The pandemic has been used as an excuse to roll-back human rights like freedom of religion or belief, freedom of expression, the rights of LGBTI+ individuals, and the rights of women all over the world. The work of NGOs like Humanists International is therefore more important than ever before.
This year, I have been fortunate enough to have gained more knowledge on human rights and I am grateful for all the lessons I have learned and experiences gained while interning at Humanists International.
In December 2019, a friend sent me a link to a job advertisement on the Norwegian humanist organization Human-Etisk Forbund’s (HEF) website for an internship at the office of the global representative body of the humanist movement.

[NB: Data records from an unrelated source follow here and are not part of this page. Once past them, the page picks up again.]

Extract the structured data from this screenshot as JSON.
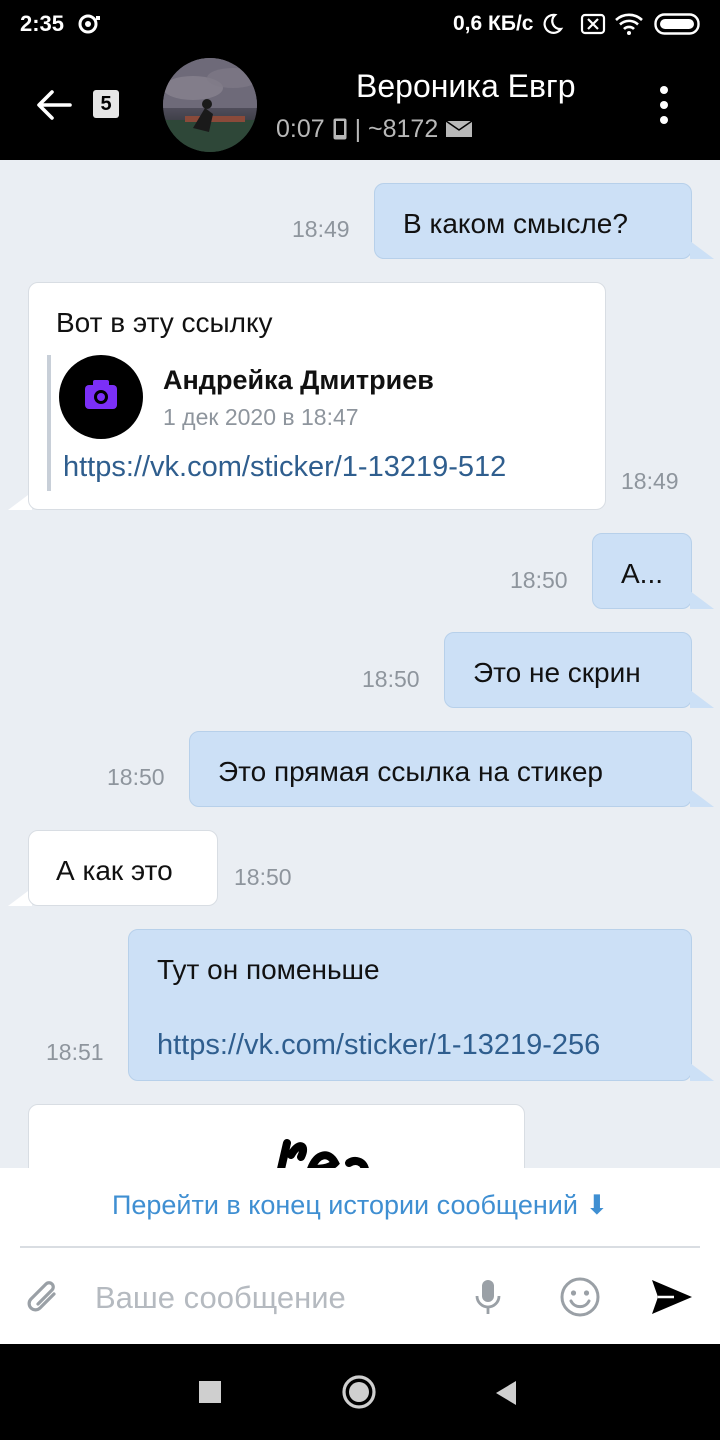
{
  "status_bar": {
    "time": "2:35",
    "speed": "0,6 КБ/с"
  },
  "header": {
    "unread_count": "5",
    "contact_name": "Вероника Евгр",
    "last_seen": "0:07",
    "phone_suffix": "| ~8172"
  },
  "messages": [
    {
      "direction": "out",
      "text": "В каком смысле?",
      "time": "18:49"
    },
    {
      "direction": "in",
      "text": "Вот в эту ссылку",
      "time": "18:49",
      "repost": {
        "author": "Андрейка Дмитриев",
        "date": "1 дек 2020 в 18:47",
        "link": "https://vk.com/sticker/1-13219-512"
      }
    },
    {
      "direction": "out",
      "text": "А...",
      "time": "18:50"
    },
    {
      "direction": "out",
      "text": "Это не скрин",
      "time": "18:50"
    },
    {
      "direction": "out",
      "text": "Это прямая ссылка на стикер",
      "time": "18:50"
    },
    {
      "direction": "in",
      "text": "А как это",
      "time": "18:50"
    },
    {
      "direction": "out",
      "text": "Тут он поменьше",
      "link": "https://vk.com/sticker/1-13219-256",
      "time": "18:51"
    }
  ],
  "jump_to_end": "Перейти в конец истории сообщений ⬇",
  "composer": {
    "placeholder": "Ваше сообщение"
  },
  "colors": {
    "outgoing_bubble": "#cce0f6",
    "incoming_bubble": "#ffffff",
    "chat_background": "#eaeef3",
    "accent": "#3f8fd2",
    "link": "#2f5e8e",
    "repost_avatar_icon": "#7b2ff7"
  },
  "icons": [
    "back-arrow-icon",
    "more-vert-icon",
    "phone-icon",
    "mail-icon",
    "camera-icon",
    "attach-icon",
    "mic-icon",
    "emoji-icon",
    "send-icon"
  ]
}
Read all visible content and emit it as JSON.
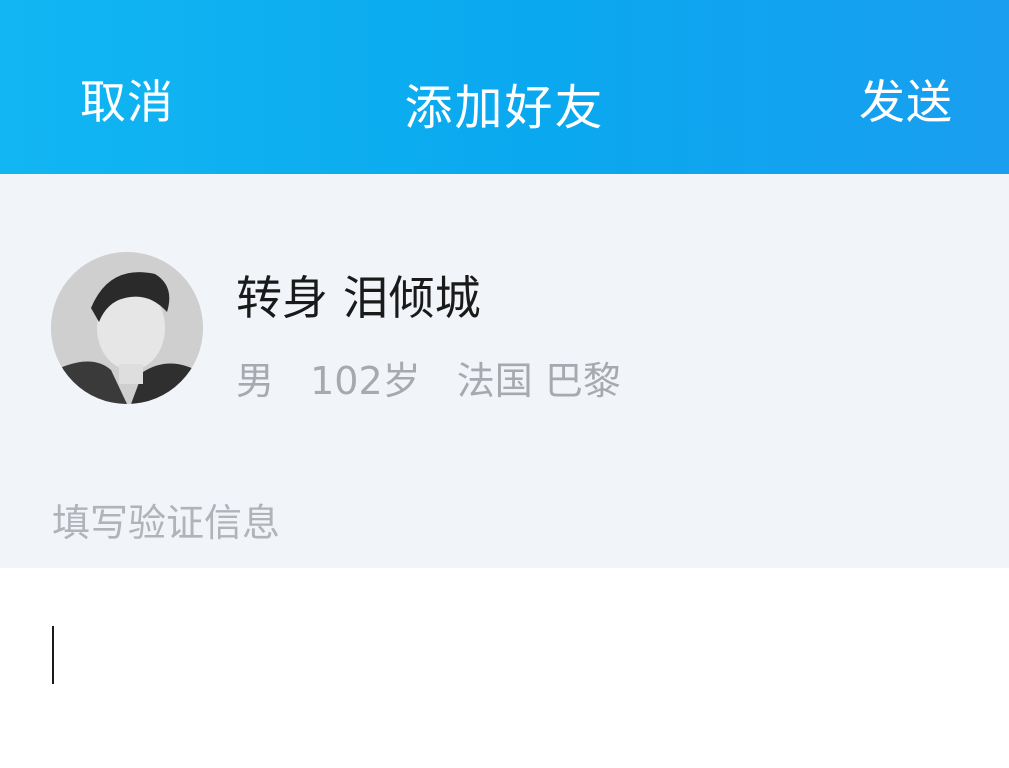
{
  "header": {
    "cancel_label": "取消",
    "title": "添加好友",
    "send_label": "发送"
  },
  "profile": {
    "name": "转身 泪倾城",
    "gender": "男",
    "age": "102岁",
    "location": "法国 巴黎"
  },
  "verification": {
    "label": "填写验证信息",
    "value": ""
  },
  "colors": {
    "header_start": "#12b6f2",
    "header_end": "#1a9ef0",
    "background": "#f1f4f8"
  }
}
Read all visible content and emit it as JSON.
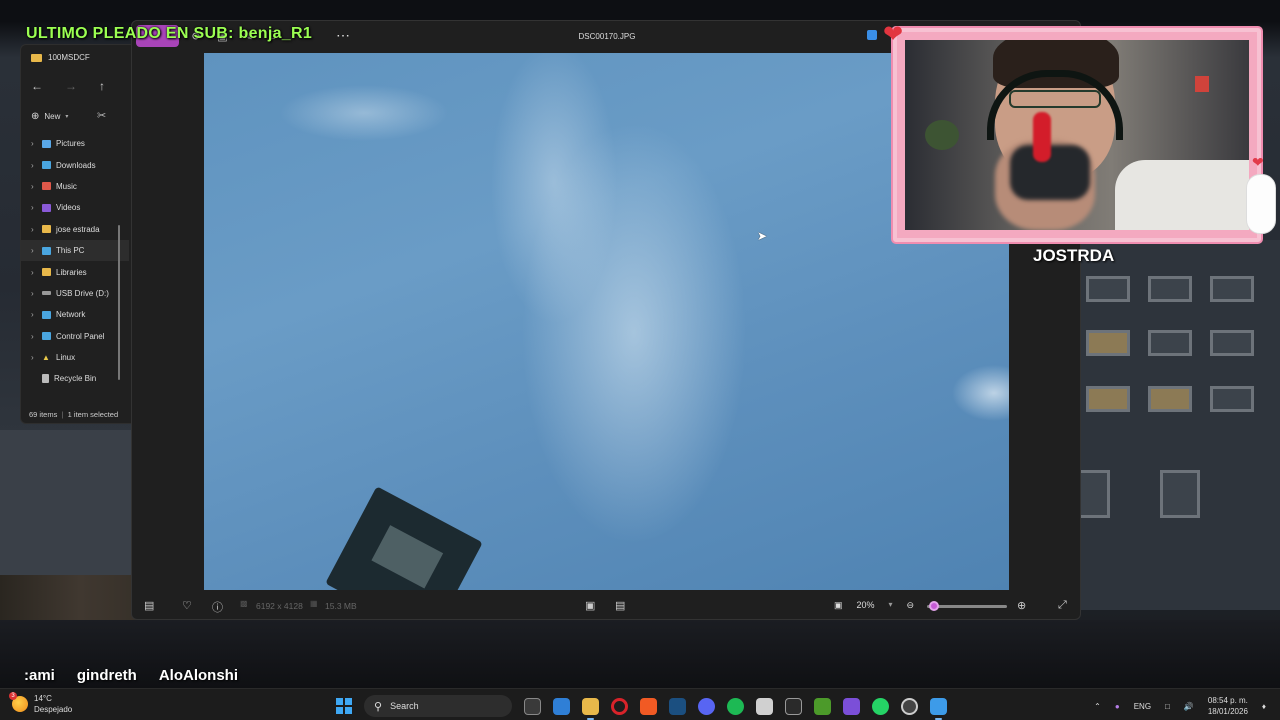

As HEF wanted to strengthen their relations with the international humanist movement, a pilot project was launched, where Humanists International agreed to hire a Norwegian intern for six months, which would hopefully strengthen the interaction between the two organizations.
I was at the time about to finish an internship at the Norwegian embassy in Ethiopia and had recently finished a bachelor’s degree in international studies, with a specialization in international law and an emphasis on human rights. This opportunity was appealing for several reasons. Firstly, I would gain insight into how an NGO, with a high level of activity, works. Secondly, as Humanists International is represented in various international bodies, like the UN Human Rights Council, and defends human rights worldwide, it was very much aligned with my academic interests. Thirdly, while I personally thought that I had a good understanding of human rights in general, I had very little knowledge on how the fundamental ‘right to freedom of thought, conscience and religion’ related to the non-religious and how, very often, the rights of the non-religious were suppressed in the name of religion. Hoping that an internship at Humanists International would give me an insight into these types of issues, I decided to apply.
Some of my experiences
In March 2020, I was fortunate enough to deliver a statement on the human rights situation in Mauritania on behalf of Mohamed Cheikh Ould Mkhaitir at the Human Rights Council in Geneva. At first, I had turned down this offer due to my fear of speaking in front of big crowds, but due to the encouragement of Director of Advocacy, Elizabeth O’Casey, and Membership Engagement Manager, Giovanni Gaetani, I reluctantly agreed to do it. After rushing to finish the statement within the given speaking time, I realized that I would look back at that moment as my proudest one as an intern at Humanists International.
The human right to not believe is generally under-communicated. In some states, it is not even acknowledged. The discrimination women, LGBTI+ individuals, and minorities experience that is justified by referring to religion and norms is often overlooked. The victims of ‘blasphemy’ laws are invisible. Humanists International communicates that it is a human right to not believe in a God or gods and defends the right to discuss and criticize ideas and beliefs; the organization elevates the suffering that minorities all around the world experience in the name of religion, and fights for their rights; Humanists International raises awareness on the real victims of ‘blasphemy’ laws, and attempts to stifle individuals’ freedom of expression.
The fact that I was fortunate enough to contribute to the organization’s important work makes me very proud. As an intern, I have had the privilege to contribute to the important advocacy work the organization has done on behalf of individuals, like Mubarak Bala, targeted for the peaceful exercise of their freedom of expression and religion or belief. I have assisted the world’s very first Humanists at Risk Coordinator Emma Wadsworth-Jones in her efforts to help individuals around the world who live in repressive societies and cannot publicly identify themselves as humanists, atheists, or non-believers. Also, I have contributed to the annual Freedom of Thought Report that records discrimination against non-believers. These are just some of the meaningful tasks I have been doing.
There have been several lessons learned as well, but perhaps the most important one for me has been that I have to vocally defend every single individual’s right to freedom of expression, (within the limits prescribed by law), especially the ones I disagree with. Because if the right to freedom of expression is constrained, other rights like the right to freedom of thought, conscience and religion will also be constrained, as one cannot exist without the other.
It has been rewarding to contribute to the work of Humanists International, and I am certain that not a single person will disagree with me on this. I will be forever grateful for this experience, and I thank the team at Humanists International for including me in this important work.